» Brief
In the records below, which lines include "here"? Copy them.

**** Data shown ****

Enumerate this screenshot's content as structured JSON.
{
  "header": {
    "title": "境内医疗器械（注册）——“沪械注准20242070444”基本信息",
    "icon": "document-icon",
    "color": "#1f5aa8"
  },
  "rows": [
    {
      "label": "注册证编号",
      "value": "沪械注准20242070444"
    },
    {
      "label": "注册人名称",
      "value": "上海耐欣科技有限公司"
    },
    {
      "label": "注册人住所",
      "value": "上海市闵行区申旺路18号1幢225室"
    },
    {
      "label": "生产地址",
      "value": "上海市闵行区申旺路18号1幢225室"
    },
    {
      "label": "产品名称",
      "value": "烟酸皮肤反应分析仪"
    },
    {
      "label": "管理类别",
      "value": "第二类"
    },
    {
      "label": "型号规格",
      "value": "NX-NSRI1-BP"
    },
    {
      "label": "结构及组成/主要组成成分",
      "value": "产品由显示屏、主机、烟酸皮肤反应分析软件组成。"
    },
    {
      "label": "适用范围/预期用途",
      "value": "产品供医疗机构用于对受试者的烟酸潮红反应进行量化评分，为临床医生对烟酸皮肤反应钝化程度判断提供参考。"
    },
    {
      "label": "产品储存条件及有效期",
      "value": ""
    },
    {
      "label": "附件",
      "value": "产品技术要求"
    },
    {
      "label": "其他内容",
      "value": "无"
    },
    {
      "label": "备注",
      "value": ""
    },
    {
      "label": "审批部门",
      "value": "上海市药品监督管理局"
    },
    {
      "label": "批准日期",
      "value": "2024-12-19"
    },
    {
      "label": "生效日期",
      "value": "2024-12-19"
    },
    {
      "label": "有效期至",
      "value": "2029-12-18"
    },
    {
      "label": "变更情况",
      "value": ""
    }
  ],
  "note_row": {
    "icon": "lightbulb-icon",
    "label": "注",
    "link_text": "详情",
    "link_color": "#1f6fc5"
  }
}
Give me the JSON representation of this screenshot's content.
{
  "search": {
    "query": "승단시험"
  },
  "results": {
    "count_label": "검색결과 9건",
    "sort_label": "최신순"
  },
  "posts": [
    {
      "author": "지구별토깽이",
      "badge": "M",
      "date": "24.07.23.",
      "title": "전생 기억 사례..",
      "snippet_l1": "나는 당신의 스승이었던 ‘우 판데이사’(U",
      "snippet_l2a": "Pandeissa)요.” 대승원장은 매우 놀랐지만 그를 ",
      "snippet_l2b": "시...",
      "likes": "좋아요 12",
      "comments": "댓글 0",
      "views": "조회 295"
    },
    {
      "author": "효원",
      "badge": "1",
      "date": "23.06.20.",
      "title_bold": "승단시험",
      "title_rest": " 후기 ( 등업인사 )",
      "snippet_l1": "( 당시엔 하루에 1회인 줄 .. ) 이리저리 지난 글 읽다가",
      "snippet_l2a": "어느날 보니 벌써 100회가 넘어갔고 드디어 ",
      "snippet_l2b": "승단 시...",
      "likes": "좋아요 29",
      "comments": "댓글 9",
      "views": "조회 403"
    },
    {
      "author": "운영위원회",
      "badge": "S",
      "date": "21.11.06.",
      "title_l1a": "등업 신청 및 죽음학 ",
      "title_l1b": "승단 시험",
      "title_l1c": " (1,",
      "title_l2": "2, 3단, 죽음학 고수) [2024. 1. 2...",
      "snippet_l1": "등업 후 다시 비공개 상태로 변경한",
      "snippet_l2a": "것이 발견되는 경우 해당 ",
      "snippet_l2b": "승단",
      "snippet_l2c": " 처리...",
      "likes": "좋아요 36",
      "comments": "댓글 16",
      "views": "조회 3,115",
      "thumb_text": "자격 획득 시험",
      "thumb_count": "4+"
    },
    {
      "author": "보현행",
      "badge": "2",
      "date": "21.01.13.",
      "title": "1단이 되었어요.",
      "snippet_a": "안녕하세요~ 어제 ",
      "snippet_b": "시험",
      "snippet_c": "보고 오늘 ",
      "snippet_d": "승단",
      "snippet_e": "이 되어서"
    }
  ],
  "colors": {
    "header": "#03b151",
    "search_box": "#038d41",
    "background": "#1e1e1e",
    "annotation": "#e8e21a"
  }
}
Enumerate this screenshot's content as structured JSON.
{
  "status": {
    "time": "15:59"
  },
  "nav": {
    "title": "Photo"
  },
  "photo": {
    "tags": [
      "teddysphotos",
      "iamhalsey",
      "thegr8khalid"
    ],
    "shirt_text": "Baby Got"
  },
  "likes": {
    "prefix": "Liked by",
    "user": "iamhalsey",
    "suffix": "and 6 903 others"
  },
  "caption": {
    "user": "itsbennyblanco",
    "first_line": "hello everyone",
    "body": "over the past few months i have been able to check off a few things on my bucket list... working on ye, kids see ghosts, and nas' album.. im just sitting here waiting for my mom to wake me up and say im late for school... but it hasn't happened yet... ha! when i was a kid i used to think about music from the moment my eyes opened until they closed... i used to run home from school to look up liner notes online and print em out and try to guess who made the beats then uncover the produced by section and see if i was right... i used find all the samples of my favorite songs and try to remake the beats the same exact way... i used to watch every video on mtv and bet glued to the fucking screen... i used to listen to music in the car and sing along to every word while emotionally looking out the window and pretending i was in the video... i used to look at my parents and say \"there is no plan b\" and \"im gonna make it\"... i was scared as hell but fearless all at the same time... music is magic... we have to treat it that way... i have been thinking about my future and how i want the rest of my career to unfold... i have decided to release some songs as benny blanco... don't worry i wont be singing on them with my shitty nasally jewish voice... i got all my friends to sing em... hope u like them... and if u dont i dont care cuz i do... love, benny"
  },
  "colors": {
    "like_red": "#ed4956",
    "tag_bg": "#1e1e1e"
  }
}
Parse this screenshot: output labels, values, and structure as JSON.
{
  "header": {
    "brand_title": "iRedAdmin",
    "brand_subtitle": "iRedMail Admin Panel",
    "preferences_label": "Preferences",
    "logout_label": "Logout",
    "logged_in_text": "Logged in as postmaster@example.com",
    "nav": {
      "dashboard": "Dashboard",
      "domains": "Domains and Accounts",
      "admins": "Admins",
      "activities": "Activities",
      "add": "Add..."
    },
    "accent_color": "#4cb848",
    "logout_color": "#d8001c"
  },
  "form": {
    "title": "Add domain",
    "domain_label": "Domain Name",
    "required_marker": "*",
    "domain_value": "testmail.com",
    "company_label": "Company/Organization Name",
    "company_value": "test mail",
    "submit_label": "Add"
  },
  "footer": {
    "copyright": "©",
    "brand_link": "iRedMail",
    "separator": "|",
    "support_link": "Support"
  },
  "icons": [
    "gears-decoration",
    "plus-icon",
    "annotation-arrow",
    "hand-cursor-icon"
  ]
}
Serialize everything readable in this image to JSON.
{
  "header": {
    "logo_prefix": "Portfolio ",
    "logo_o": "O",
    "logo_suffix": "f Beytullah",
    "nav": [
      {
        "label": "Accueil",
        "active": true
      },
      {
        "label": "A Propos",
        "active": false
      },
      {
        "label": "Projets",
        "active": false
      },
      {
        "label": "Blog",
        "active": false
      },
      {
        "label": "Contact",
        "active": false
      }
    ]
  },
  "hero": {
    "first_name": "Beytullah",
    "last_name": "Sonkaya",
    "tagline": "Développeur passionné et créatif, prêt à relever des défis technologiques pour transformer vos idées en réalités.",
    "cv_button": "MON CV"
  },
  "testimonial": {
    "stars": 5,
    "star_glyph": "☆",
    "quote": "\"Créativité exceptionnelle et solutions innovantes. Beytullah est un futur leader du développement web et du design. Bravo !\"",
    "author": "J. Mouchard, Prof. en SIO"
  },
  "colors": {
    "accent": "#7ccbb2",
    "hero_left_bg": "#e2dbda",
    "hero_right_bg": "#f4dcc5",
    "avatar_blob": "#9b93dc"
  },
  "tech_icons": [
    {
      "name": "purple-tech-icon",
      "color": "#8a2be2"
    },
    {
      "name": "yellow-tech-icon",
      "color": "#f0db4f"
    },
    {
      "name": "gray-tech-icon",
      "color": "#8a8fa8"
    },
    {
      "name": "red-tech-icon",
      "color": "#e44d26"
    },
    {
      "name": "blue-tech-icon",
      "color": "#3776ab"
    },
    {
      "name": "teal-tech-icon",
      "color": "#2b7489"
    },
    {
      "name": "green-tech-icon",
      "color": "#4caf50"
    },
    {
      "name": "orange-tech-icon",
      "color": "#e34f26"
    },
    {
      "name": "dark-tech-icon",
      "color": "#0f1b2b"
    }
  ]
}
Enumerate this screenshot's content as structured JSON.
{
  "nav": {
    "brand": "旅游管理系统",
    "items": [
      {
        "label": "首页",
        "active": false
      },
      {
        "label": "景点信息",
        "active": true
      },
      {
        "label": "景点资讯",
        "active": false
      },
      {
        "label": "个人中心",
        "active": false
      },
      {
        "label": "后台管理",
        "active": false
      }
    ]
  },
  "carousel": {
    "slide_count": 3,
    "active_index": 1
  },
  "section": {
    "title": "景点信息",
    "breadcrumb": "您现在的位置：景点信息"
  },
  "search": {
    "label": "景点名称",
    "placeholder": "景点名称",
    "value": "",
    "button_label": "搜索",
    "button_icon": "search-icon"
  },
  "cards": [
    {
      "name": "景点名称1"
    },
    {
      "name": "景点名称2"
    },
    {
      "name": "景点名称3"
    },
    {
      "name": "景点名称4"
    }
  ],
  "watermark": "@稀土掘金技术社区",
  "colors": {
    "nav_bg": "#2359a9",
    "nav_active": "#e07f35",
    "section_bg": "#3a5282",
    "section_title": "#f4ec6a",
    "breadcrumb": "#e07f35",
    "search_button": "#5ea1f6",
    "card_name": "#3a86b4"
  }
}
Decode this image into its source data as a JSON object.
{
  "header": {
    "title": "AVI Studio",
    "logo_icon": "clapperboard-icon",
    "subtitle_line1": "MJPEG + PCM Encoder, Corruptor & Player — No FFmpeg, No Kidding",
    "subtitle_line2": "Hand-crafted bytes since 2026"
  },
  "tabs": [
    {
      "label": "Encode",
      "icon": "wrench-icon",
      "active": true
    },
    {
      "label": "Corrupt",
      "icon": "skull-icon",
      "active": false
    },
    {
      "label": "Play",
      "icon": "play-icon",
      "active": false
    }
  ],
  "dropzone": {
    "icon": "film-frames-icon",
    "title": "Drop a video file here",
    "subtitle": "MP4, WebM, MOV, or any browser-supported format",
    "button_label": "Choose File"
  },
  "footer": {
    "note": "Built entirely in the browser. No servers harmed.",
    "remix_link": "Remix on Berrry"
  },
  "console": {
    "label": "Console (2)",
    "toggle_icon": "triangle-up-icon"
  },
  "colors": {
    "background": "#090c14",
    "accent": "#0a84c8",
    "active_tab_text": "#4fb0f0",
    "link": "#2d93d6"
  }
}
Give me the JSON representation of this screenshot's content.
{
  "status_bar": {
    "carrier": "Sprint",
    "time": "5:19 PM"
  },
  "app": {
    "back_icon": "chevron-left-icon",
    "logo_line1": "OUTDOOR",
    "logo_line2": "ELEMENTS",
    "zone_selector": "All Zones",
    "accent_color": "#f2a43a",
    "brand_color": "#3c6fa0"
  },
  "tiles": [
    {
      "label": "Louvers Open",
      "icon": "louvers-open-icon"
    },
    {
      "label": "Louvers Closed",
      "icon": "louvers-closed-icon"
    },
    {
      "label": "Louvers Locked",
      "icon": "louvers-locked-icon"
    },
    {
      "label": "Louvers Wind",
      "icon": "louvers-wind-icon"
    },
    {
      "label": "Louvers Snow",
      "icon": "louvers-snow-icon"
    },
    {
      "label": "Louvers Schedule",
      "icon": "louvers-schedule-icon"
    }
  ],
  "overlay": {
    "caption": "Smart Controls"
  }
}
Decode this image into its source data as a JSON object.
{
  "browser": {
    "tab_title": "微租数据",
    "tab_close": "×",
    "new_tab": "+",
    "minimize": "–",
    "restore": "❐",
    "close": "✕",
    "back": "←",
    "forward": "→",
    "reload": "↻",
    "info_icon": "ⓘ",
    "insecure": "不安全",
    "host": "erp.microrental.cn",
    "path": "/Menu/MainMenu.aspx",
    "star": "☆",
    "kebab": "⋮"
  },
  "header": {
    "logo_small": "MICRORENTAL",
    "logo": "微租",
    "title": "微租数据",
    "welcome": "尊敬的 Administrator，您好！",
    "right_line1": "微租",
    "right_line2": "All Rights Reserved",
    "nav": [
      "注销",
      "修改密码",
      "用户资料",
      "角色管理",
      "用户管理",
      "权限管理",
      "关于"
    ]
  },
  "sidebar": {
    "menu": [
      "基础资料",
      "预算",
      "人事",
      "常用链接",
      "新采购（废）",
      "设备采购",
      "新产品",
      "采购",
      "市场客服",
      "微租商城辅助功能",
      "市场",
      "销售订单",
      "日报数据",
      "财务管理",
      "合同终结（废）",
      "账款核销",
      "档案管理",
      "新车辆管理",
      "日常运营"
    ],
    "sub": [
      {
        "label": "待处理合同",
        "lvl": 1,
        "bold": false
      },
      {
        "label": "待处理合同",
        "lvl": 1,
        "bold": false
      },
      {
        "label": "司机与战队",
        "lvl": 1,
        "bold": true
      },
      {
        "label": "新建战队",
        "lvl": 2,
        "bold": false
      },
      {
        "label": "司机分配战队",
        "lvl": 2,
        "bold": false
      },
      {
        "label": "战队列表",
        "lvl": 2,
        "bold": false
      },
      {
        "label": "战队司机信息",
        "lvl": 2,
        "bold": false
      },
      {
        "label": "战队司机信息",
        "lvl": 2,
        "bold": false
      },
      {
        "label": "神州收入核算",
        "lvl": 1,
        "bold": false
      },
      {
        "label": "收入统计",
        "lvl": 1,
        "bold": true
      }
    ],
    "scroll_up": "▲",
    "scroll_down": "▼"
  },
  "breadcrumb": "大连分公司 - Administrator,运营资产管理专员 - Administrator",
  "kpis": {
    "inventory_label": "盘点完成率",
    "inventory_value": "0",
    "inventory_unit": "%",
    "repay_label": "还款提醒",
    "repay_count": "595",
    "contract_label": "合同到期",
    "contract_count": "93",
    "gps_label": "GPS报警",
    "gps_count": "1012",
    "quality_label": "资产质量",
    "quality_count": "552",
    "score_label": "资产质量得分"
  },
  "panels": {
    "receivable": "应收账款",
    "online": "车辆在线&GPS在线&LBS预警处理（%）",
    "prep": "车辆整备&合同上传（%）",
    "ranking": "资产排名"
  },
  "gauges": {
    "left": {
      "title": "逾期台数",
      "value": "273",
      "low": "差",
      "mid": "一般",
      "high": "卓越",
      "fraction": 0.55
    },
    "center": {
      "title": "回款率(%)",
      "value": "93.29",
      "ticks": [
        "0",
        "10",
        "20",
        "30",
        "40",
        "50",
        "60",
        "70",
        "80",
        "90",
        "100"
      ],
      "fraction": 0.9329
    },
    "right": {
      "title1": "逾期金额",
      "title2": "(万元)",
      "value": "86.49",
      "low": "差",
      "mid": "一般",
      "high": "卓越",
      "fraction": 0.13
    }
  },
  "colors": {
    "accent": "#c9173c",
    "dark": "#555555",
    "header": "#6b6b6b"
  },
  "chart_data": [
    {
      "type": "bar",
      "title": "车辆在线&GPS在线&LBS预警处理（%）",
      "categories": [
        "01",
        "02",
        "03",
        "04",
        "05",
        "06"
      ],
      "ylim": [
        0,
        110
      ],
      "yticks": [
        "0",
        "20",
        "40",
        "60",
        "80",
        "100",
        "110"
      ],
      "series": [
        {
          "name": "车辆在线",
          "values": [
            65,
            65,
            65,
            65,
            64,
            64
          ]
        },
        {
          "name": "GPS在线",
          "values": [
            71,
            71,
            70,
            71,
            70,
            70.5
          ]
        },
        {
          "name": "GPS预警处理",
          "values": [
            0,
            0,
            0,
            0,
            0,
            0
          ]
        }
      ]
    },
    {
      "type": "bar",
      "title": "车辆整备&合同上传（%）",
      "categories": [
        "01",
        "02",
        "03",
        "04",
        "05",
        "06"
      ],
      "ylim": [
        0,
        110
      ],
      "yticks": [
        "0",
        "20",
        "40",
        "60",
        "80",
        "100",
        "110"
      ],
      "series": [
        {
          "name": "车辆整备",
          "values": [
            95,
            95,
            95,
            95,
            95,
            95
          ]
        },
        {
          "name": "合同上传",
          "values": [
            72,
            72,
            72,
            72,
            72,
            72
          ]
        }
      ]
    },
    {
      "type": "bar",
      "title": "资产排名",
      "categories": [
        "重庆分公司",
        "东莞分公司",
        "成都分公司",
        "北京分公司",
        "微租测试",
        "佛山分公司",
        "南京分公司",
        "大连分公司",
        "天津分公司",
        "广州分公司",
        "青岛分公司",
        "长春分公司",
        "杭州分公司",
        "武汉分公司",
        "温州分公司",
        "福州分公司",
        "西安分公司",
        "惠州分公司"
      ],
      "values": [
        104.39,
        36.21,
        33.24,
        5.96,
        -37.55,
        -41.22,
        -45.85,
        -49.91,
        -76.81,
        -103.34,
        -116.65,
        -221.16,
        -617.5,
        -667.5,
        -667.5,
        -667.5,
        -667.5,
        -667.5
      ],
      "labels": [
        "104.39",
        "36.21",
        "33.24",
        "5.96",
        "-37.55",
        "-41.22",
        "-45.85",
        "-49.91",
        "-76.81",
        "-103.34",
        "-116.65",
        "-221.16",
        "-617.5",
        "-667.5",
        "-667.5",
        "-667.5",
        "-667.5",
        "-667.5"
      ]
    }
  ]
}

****

» Expected answer
    "body": "over the past few months i have been able to check off a few things on my bucket list... working on ye, kids see ghosts, and nas' album.. im just sitting here waiting for my mom to wake me up and say im late for school... but it hasn't happened yet... ha! when i was a kid i used to think about music from the moment my eyes opened until they closed... i used to run home from school to look up liner notes online and print em out and try to guess who made the beats then uncover the produced by section and see if i was right... i used find all the samples of my favorite songs and try to remake the beats the same exact way... i used to watch every video on mtv and bet glued to the fucking screen... i used to listen to music in the car and sing along to every word while emotionally looking out the window and pretending i was in the video... i used to look at my parents and say \"there is no plan b\" and \"im gonna make it\"... i was scared as hell but fearless all at the same time... music is magic... we have to treat it that way... i have been thinking about my future and how i want the rest of my career to unfold... i have decided to release some songs as benny blanco... don't worry i wont be singing on them with my shitty nasally jewish voice... i got all my friends to sing em... hope u like them... and if u dont i dont care cuz i do... love, benny"
    "title": "Drop a video file here",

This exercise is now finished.